Sunday, 12 August 2012

Pay it Forward By Susan Jane Smith


Susan Jane Smith
          The last day of July saw me posting “Pay it Forward” on www.Goodreads.com as a discussion item because I am curious.  What do you think this phrase means?  What do you do to “pay it forward”?
        In April people from Goodreads entered a competition to win 3 copies of my book Emotional Health for EmotionalWealth. The response was overwhelming for me and I had to stick to sending off just 3 of the paperbacks due to the cost of postage.
          Now, in order to “pay it forward” I’ve just sent all the other entrants a free e-book copy and told them about the free app on my revised website so that they can read e-books on their computers, phones, iPads etc.  Praise for the book, and great reviews, would be lovely especially if they lead on to mega sales!  No expectations, but lots of hope!
          “Pay it forward” is a phrase that keeps getting my attention, and so far I have not come across any explanations about it - have you?
          For me it seems like a spiritual practice of giving in advance of getting.  Presumably you must be willing to give without strings - a bit like unconditional love.
          Sadly, unconditional love is actually quite rare.  People tend to say the words “I love you” when they want sex, appreciation, validation or something else back.  I am not saintly enough to “pay it forward” without crossing my fingers that I might get some more book sales, particularly of Emotional Health for Emotional Wealth, as I believe it can improve people’s lives.
          So, if you would be willing to read it, write a review and publish that review somewhere (I already have plenty on my website) then I would be happy to share a free e-book copy with you.

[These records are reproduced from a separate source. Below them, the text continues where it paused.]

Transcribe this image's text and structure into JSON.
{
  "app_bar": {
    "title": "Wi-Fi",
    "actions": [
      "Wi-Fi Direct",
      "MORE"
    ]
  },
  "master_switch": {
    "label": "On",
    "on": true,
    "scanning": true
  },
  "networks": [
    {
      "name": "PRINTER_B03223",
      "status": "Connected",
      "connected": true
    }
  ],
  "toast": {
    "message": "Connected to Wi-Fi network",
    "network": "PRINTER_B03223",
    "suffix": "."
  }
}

4 comments:

Dan Holloway said...

I first came across the phrase through the film of the same name (with Haley Joel Osment and Kevin Spacey I think). I think you're right that there it involves giving before getting but for me the getting part needs to be removed altogether. I recently interviewed the artist Trevor Barton (http://eightcuts.com/2012/05/22/points-of-stillness/) and one of the things we talked about was an economy based entirely on generosity not acquisition - outflowing not inflowing

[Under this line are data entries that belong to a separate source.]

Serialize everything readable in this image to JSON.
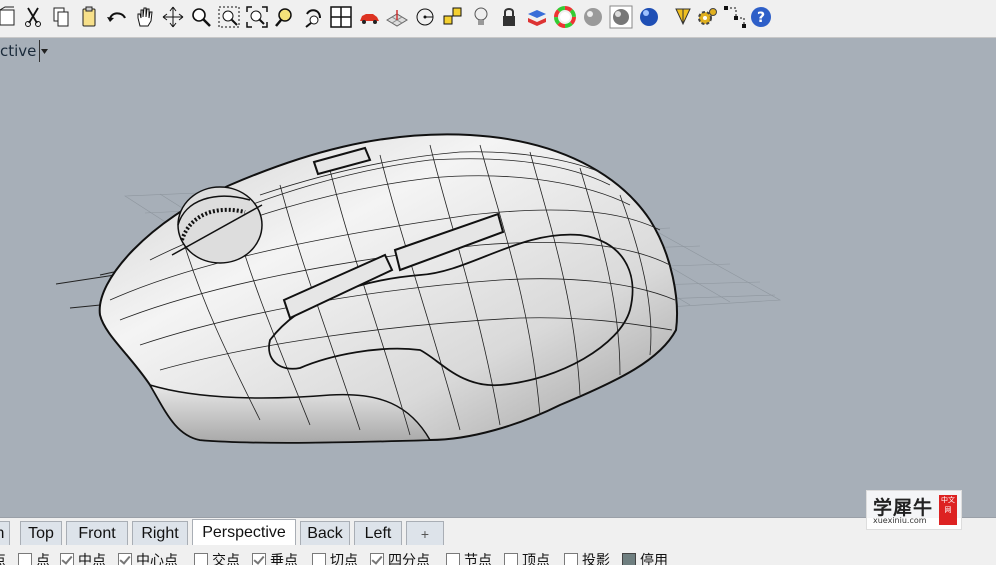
{
  "toolbar": {
    "icons": [
      "open-file-icon",
      "cut-icon",
      "copy-icon",
      "paste-icon",
      "undo-icon",
      "pan-hand-icon",
      "rotate-view-icon",
      "zoom-icon",
      "zoom-window-icon",
      "zoom-extents-icon",
      "zoom-selected-icon",
      "undo-view-icon",
      "four-viewports-icon",
      "car-icon",
      "grid-plane-icon",
      "circle-tool-icon",
      "point-snap-icon",
      "light-bulb-icon",
      "lock-icon",
      "layer-material-icon",
      "color-wheel-icon",
      "shaded-sphere-icon",
      "rendered-sphere-icon",
      "blue-sphere-icon",
      "select-pointer-icon",
      "settings-gear-icon",
      "grid-snap-icon",
      "help-icon"
    ]
  },
  "viewport": {
    "title": "ctive"
  },
  "tabs": [
    {
      "label": "n"
    },
    {
      "label": "Top"
    },
    {
      "label": "Front"
    },
    {
      "label": "Right"
    },
    {
      "label": "Perspective",
      "active": true
    },
    {
      "label": "Back"
    },
    {
      "label": "Left"
    },
    {
      "label": "+"
    }
  ],
  "osnap": [
    {
      "label": "点",
      "checked": false
    },
    {
      "label": "点",
      "checked": false
    },
    {
      "label": "中点",
      "checked": true
    },
    {
      "label": "中心点",
      "checked": true
    },
    {
      "label": "交点",
      "checked": false
    },
    {
      "label": "垂点",
      "checked": true
    },
    {
      "label": "切点",
      "checked": false
    },
    {
      "label": "四分点",
      "checked": true
    },
    {
      "label": "节点",
      "checked": false
    },
    {
      "label": "顶点",
      "checked": false
    },
    {
      "label": "投影",
      "checked": false
    },
    {
      "label": "停用",
      "checked": false,
      "disabled": true
    }
  ],
  "watermark": {
    "title": "学犀牛",
    "subtitle": "xuexiniu.com",
    "badge": "中文网"
  }
}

Lee said...

The meaning is a bit more specific, Dan: it does mean giving, but in the sense of giving on to someone else (giving 'forward')) rather than paying someone back for what they've given you - not limited to money, of course.

Having finished my work for the day - a paltry few sentences, alas! - I'm going to have a look at that Barton interview of yours right now. Sounds interesting.

Dan Holloway said...

Ah, yes, that's it. A great way to keep the giving going continually rather than closing the circle each time

madwippitt said...

I first heard of it in that film too: I think it's a lovely idea.